In my last post, I introduced discussion boards and how you might effectively incorporate them into your classes. In this, post, I will discuss their advantages.
Advantage #1: Students love them (especially the introverts)
When I ask students what they like most about my classes, they almost always mention the discussion boards. Introverted students especially love them because their voices are finally heard. In discussion boards, it’s not the loudest person who wins, it’s the most insightful.
Advantage #2: Instructors can learn from them too
I’ve had colleagues tell me that they’ve considered using discussion boards, but they don’t want to read through all of the posts. First, there are strategies for managing discussion boards if you have a large class (my definition of “large” here is more than 25 students). If every student posted individually every week, yes, that would be a LOT of posts to read through, for both teachers and students alike. Instead of individual posting, assign students to groups and alternate the designated “poster.” If you have a smaller class, reading through individual posts is manageable. And personally, I love reading what students have to say. It gives me an insider’s view of what my students are thinking and I can use that to be a better instructor. Another thing that I should mention is that I typically do not participate in the discussion boards. I have from time to time, but, for the most part, I simply lurk. The students appreciate that “instructor-free” zone.
Advantage #3: They are relatively low-maintenance
Once you get the hang of it, discussion boards are a low-maintenance tool. If you are using an LMS (learning management system) like BlackBoard or Desire2Learn, you can set up all of the forums – complete with your thought-provoking questions - at the beginning of the semester. During the semester, it’s simply a matter of reading the posts and tallying up the grades. And be sure to poke around your LMS for help on tallying. For example, there is a link in Desire2Learn (Under “Discussions” and “Statistics”) that will tell you how many times a particular student posted. Students have also found it helpful to receive reminders (either via email or in person) when discussion boards posts will be due. For even the best students, it may slip their minds, especially for the first forum.
There are other advantages to using online discussion boards for teaching. For example, their asynchronous nature means that both instructors and students have more time to think before they contribute.

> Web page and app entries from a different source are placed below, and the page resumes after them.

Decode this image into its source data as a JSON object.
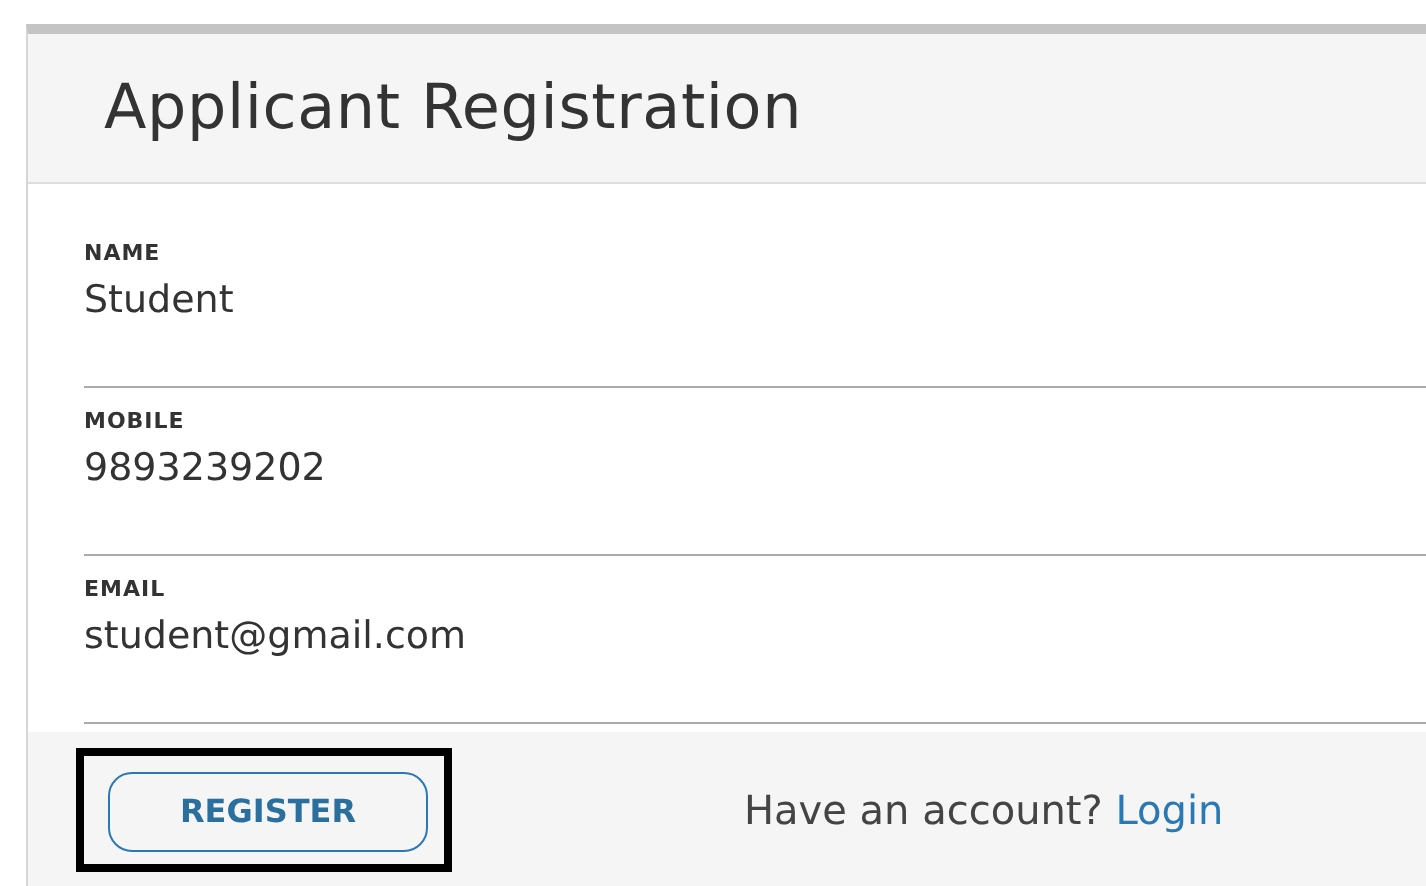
{
  "title": "Applicant Registration",
  "fields": [
    {
      "label": "NAME",
      "value": "Student"
    },
    {
      "label": "MOBILE",
      "value": "9893239202"
    },
    {
      "label": "EMAIL",
      "value": "student@gmail.com"
    }
  ],
  "register_button": {
    "label": "REGISTER",
    "highlighted": true
  },
  "login_prompt": {
    "text": "Have an account?",
    "link": "Login"
  }
}
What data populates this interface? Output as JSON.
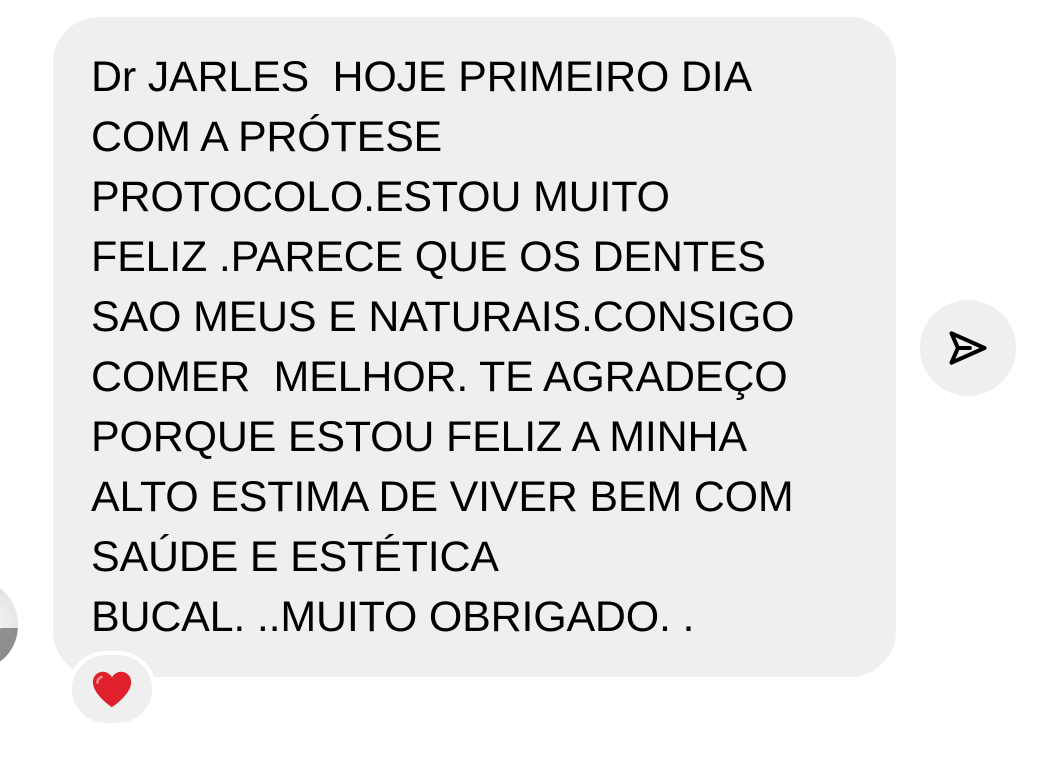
{
  "message": {
    "text": "Dr JARLES  HOJE PRIMEIRO DIA\nCOM A PRÓTESE\nPROTOCOLO.ESTOU MUITO\nFELIZ .PARECE QUE OS DENTES\nSAO MEUS E NATURAIS.CONSIGO\nCOMER  MELHOR. TE AGRADEÇO\nPORQUE ESTOU FELIZ A MINHA\nALTO ESTIMA DE VIVER BEM COM\nSAÚDE E ESTÉTICA\nBUCAL. ..MUITO OBRIGADO. .",
    "bubble_color": "#efefef"
  },
  "reaction": {
    "icon": "red-heart-icon",
    "color": "#e0202c"
  },
  "actions": {
    "share_icon": "paper-plane-icon"
  },
  "sender": {
    "avatar_icon": "avatar"
  }
}
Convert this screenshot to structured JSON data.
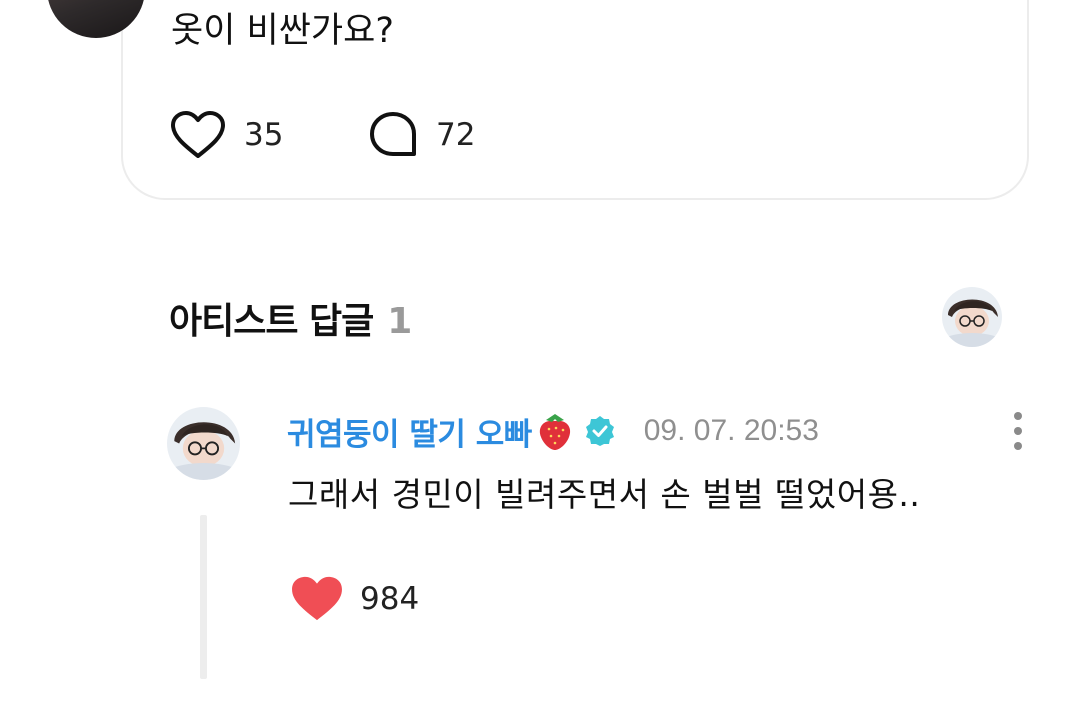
{
  "post": {
    "text": "옷이 비싼가요?",
    "like_count": "35",
    "comment_count": "72"
  },
  "artist_replies": {
    "title": "아티스트 답글",
    "count": "1"
  },
  "reply": {
    "author": "귀염둥이 딸기 오빠",
    "author_emoji": "strawberry-icon",
    "timestamp": "09. 07. 20:53",
    "text": "그래서 경민이 빌려주면서 손 벌벌 떨었어용..",
    "like_count": "984"
  },
  "colors": {
    "author_name": "#2b8be0",
    "verified_badge": "#3dc6d6",
    "heart_filled": "#f04e55",
    "muted_text": "#8f8f8f"
  }
}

Speaking of thinking – what advantages come to YOUR mind? I’d love to read about them in the comments. And stay tuned for part 3 where I will present some disadvantages of discussion boards.